=== Activity ===
Count the lines in the records below that contain the word "localhost", and give only that count.

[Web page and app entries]
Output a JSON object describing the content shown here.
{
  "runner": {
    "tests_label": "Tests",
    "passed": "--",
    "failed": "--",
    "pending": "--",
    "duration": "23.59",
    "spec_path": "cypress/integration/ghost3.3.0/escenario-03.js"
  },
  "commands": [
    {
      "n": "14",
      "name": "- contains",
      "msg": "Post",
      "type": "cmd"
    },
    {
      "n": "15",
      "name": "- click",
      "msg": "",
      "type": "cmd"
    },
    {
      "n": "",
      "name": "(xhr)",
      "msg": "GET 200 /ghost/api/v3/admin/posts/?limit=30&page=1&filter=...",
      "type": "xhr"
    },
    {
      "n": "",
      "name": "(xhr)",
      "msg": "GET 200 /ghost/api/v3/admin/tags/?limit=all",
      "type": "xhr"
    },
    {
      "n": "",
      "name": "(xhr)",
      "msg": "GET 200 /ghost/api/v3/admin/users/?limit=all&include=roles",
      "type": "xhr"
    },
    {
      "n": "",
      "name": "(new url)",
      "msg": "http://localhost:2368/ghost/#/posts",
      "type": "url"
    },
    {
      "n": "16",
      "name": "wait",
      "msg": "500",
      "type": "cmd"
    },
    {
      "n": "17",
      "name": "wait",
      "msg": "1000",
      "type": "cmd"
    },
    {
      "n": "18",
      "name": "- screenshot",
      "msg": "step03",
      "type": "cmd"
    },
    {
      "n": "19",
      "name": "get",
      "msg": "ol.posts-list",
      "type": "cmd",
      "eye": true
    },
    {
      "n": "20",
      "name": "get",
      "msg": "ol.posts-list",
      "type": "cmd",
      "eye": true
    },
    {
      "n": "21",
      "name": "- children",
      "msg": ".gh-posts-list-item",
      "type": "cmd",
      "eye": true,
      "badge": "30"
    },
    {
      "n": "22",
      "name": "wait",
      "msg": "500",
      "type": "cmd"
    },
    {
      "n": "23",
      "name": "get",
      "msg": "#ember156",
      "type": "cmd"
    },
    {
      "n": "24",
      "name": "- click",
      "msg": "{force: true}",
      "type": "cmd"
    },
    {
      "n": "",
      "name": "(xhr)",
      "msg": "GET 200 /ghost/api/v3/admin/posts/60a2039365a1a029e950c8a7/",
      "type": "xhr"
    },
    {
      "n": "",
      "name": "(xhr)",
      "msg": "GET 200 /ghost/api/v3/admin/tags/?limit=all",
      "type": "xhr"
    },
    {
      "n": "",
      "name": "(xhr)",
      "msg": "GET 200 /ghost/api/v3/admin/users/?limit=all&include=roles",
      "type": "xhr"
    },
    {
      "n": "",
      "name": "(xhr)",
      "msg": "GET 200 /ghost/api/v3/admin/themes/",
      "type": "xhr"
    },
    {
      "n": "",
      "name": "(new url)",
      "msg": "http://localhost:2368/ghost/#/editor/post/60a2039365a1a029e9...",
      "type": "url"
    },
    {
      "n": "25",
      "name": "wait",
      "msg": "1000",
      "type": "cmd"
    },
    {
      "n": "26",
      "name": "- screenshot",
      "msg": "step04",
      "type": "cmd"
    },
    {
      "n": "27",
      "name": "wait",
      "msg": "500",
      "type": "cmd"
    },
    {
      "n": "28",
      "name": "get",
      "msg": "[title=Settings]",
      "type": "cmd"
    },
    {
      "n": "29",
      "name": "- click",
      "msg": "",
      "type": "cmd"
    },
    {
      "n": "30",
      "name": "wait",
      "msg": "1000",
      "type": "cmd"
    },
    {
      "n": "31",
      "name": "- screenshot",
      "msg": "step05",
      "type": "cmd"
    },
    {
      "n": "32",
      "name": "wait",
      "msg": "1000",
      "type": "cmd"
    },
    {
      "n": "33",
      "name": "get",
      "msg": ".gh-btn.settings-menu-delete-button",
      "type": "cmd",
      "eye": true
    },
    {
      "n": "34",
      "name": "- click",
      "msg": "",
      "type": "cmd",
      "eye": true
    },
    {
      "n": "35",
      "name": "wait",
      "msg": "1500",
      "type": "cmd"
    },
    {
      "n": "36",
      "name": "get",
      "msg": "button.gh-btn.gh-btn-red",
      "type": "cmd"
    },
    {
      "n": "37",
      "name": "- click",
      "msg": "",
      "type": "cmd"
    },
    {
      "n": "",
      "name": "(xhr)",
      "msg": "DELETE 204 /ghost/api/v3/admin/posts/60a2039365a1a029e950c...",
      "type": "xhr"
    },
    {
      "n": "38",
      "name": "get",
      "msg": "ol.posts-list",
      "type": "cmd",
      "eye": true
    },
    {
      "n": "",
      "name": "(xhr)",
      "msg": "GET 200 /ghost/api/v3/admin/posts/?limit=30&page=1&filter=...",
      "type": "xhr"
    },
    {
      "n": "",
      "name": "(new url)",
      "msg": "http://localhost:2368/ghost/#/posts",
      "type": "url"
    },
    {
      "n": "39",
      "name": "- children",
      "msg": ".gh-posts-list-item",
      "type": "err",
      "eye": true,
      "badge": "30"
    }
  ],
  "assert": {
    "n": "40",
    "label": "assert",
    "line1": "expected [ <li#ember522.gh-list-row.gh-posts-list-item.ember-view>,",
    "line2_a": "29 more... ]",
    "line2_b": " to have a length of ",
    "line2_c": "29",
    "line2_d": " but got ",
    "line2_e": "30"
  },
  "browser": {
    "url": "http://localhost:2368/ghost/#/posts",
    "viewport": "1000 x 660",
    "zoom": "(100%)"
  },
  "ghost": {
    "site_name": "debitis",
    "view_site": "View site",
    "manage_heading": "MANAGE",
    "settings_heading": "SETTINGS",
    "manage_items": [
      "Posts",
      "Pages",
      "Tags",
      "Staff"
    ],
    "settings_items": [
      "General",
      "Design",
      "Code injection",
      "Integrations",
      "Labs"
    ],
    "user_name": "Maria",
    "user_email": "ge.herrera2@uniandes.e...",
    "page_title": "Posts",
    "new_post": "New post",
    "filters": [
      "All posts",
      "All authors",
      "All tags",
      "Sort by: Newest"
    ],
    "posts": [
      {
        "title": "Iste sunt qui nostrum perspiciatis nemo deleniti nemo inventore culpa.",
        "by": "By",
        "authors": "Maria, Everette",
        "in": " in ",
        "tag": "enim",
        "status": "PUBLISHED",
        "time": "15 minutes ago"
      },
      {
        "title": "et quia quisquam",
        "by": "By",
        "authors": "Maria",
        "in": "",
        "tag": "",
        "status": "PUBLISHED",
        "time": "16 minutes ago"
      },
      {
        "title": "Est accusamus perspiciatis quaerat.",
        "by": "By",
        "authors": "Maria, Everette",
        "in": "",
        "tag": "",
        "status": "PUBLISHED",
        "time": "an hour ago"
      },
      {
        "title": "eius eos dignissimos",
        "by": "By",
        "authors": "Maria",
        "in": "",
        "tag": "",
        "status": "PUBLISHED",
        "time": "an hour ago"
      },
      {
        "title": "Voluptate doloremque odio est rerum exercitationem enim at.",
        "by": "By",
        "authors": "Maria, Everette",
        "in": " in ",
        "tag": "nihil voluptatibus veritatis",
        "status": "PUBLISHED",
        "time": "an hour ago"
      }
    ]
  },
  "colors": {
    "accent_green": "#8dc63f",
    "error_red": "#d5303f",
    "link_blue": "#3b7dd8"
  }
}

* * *

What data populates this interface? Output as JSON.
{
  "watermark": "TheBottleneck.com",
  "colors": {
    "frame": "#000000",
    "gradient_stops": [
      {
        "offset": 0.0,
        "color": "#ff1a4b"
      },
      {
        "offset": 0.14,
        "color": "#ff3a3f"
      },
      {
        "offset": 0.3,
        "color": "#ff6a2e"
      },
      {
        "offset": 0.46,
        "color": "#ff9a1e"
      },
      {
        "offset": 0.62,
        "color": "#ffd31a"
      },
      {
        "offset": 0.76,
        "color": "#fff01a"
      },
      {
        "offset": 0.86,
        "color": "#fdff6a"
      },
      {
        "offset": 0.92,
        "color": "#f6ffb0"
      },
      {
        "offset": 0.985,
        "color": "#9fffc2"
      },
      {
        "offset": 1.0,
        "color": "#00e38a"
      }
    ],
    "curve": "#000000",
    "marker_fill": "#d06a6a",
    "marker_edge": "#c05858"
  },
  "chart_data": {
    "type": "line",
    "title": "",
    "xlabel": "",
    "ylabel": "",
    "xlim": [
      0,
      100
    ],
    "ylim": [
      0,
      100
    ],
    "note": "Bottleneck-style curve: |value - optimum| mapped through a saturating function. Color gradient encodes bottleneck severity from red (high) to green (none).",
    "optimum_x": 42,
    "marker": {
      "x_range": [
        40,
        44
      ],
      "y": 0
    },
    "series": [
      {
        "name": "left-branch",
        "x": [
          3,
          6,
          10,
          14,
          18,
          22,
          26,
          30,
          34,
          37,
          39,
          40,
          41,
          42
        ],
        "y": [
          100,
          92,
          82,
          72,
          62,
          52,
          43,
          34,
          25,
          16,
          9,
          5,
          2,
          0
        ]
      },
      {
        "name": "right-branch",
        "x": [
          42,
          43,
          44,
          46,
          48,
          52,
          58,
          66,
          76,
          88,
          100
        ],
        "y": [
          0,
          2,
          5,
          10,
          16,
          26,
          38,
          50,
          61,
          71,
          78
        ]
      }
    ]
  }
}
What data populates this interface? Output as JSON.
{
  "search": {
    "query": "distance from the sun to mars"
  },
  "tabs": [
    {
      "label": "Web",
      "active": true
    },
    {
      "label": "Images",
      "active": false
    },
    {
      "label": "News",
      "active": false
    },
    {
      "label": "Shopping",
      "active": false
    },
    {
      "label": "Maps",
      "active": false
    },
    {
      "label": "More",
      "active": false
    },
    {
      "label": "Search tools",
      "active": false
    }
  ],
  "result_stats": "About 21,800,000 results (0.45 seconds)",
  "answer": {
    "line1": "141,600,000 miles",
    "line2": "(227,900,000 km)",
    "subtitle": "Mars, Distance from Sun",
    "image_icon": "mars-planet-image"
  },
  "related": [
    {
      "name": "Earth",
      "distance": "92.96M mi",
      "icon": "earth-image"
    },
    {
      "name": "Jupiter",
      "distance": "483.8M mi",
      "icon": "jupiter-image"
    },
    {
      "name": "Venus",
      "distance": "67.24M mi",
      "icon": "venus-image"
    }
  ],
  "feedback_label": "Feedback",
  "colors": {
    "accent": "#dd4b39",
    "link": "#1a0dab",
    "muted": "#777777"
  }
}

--

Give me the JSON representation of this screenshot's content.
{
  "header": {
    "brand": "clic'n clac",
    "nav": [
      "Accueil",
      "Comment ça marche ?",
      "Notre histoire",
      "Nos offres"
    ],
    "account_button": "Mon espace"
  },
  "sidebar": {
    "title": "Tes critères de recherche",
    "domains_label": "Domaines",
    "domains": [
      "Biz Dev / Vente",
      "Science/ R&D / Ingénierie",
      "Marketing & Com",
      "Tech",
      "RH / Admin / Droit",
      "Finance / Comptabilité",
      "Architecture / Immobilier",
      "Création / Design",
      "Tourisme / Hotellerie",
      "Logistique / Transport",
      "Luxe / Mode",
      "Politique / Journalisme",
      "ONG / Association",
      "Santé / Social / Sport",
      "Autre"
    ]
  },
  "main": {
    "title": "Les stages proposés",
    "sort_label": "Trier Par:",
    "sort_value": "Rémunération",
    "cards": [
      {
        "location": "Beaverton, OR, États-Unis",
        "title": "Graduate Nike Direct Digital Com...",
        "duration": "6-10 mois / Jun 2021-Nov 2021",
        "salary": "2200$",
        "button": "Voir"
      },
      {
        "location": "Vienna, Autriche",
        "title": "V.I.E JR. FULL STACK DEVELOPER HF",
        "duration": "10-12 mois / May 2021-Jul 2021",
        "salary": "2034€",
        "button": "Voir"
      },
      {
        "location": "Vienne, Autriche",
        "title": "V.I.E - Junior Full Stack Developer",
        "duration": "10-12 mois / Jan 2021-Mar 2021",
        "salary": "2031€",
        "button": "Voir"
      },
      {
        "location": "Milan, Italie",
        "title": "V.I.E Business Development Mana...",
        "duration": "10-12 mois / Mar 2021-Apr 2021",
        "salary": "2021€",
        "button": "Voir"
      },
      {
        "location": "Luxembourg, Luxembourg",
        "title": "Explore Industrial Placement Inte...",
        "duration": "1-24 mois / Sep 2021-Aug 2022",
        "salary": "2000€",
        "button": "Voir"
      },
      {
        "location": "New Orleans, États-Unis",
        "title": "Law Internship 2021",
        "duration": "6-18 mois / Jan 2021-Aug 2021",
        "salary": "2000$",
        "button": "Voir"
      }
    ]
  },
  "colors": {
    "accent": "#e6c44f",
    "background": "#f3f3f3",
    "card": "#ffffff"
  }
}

=== Solution to this problem ===
4